“It is still out there and the rules will continue to evolve. As I always say, it’s time for us to stop complaining about it. It is what it is. We have to figure out how we’re going to survive and exist in this world and that is what we’re doing. We’re focused on the future, focused on structures that wealth management clients, that people who really contribute are interested in and making sure that we have the talent here to invest their money and incur the additional scrutiny and cost that may be associated with investing offshore,” he said yesterday while appearing as a guest on the Guardian Radio talk show “The Revolution”.
“I think we can do that. We have tremendously talented people in that industry and I look forward to the creativity that is going to come as a result of all the changes. Again, taking advantage of crisis to create opportunity.”
The Minnis administration has made it a legislative priority since it came into governance to comply with requirements from international bodies like the Organisation for Economic Development and Cooperation (OECD) and the European Union (EU).
Turnquest was speaking to the larger issue of restructuring the nation’s taxation system, when he was asked why the government seems reluctant to reduce its reliance on consumer taxes and consider the inclusion of corporate or income taxes, which has long been called for by many economists.
“With respect to taxation, whenever you start to talk about taxation it is a very uneasy topic for most Bahamians. The reality is that if there is going to be any adjustments to our tax structure, it takes quite a bit of research and it takes quite a bit of time to not only develop the program, but also to educate the Bahamian people about what you’re trying to accomplish and what the benefits are of a new system, versus the system that we have,” he said.
“I know there are a lot of people who believe that personal income tax is the way to go, that it will level the playing field and all that, but I think there’s common saying that you can’t make me rich by making you poor. And we don’t necessarily explain that well enough to people so that they understand.”
Speaking to the country’s reliance on tourism – which generates approximately 50 percent of the country’s gross domestic product – and calls for a more diversified economy, Turnquest said Bahamians shouldn’t believe that if somehow less attention was paid to tourism, there would be a pool of money to invest in something else.
“The structure of the Bahamian economy is engrained. It is difficult to change in any short period of time. We have invested significantly in the tourism industry before most countries in the world and we have done well from that industry. Many in the middle class, many of the wealthy elite in the country, benefit from and continue to benefit from the tourism industry. You can go from the top manager of a hotel to the straw market vendor or taxi driver; they all benefit from that industry. So, we’re not about to abandon that. It is the one natural asset that we have, that we have exploited, but we still have a lot of room to further exploit and we only have to think about our ecosystems, our various islands that we have woefully underdeveloped and underexploited,” he said.
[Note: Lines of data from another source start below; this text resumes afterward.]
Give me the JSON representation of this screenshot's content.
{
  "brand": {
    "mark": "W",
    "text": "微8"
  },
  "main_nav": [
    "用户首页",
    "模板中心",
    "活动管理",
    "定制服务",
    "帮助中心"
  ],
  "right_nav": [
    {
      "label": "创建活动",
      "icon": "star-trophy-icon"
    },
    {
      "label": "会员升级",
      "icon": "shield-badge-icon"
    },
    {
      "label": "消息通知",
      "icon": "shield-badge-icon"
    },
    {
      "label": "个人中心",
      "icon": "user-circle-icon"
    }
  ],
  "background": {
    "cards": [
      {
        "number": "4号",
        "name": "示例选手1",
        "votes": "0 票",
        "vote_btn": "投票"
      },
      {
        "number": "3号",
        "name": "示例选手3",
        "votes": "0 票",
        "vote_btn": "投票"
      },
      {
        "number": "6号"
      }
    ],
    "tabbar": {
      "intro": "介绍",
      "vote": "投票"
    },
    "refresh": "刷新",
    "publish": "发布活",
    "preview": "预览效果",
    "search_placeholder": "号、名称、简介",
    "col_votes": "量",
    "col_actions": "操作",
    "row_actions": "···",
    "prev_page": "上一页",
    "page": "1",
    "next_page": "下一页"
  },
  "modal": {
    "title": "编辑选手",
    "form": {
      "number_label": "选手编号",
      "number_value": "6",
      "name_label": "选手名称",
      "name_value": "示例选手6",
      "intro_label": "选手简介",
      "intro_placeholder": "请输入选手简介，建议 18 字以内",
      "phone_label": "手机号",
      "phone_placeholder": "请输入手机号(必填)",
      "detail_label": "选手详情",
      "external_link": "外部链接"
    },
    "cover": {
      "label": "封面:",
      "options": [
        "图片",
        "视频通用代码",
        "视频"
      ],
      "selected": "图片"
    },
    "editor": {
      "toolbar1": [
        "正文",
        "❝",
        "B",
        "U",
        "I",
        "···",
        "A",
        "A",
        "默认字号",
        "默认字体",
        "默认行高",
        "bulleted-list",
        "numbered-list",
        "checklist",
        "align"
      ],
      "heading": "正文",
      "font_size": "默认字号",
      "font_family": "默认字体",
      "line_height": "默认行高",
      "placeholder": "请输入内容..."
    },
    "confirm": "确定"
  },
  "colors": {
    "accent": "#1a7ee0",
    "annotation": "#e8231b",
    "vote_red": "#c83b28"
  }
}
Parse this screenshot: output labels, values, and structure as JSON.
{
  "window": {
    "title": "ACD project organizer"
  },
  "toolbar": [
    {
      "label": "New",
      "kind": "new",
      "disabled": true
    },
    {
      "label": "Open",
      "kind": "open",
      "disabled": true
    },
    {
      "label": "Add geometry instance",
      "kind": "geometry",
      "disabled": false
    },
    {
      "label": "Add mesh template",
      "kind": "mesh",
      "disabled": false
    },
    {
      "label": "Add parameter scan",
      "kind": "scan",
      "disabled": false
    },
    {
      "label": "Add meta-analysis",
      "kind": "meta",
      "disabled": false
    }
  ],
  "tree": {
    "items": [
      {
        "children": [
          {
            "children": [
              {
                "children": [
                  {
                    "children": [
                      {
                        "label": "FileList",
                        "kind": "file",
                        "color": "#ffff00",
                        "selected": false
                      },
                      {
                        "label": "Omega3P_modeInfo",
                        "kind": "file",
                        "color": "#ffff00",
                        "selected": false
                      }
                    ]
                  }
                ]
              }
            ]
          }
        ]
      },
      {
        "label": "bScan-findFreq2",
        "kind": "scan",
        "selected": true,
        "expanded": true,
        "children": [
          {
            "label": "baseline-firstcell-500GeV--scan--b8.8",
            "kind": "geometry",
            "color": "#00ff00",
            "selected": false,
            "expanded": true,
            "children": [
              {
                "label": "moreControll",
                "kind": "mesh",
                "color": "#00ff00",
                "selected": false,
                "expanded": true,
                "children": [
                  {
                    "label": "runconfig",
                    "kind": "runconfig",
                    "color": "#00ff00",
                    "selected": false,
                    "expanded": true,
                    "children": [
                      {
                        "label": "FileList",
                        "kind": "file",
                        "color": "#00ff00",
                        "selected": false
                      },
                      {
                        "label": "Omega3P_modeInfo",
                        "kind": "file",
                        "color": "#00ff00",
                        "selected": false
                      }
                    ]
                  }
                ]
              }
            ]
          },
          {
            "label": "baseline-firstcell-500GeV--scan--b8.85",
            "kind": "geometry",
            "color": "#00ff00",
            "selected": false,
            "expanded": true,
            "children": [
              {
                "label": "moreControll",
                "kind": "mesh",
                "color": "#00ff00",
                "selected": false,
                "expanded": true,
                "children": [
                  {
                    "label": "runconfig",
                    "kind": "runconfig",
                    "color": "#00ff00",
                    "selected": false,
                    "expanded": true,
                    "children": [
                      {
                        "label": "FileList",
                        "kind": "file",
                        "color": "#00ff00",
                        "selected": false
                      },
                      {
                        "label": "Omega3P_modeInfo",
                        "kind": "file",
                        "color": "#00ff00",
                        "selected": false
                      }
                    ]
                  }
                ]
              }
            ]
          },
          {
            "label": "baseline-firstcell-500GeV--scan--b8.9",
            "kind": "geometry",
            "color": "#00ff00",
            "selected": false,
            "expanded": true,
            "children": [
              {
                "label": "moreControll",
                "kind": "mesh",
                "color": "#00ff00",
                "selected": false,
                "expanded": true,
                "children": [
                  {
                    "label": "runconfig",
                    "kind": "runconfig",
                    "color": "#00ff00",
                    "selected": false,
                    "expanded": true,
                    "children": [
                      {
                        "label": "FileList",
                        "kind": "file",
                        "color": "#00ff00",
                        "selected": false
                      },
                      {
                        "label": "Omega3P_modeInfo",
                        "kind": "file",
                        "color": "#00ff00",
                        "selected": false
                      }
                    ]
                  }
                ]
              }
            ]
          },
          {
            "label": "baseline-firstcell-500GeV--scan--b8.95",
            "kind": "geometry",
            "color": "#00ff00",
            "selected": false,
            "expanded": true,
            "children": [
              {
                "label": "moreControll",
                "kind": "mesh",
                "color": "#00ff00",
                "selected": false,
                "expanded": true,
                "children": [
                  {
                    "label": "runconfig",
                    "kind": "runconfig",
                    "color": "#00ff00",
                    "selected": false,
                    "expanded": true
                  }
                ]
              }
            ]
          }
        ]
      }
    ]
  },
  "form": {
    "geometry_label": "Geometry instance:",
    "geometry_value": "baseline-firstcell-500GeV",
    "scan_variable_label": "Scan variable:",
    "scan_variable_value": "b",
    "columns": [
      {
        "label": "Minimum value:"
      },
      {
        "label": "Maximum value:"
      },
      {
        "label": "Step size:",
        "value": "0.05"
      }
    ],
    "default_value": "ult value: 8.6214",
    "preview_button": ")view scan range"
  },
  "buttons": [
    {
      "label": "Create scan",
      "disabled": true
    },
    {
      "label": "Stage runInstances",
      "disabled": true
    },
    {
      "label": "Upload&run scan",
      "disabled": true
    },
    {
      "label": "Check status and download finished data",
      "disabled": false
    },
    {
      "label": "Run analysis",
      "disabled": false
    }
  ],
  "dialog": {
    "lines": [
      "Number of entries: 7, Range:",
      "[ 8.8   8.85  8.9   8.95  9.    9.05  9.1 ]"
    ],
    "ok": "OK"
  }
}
“The types of tourism that we can exploit, that we have not bothered to. Unfortunately, we have spent a lot of time, historically, working on these big box hotels and cruise ships and everything is built around those, rather than the other way, where we can have actual empowerment of Bahamians that is putting the promotion dollars, putting the support behind the small, boutique-type resorts and properties that Bahamians can own.”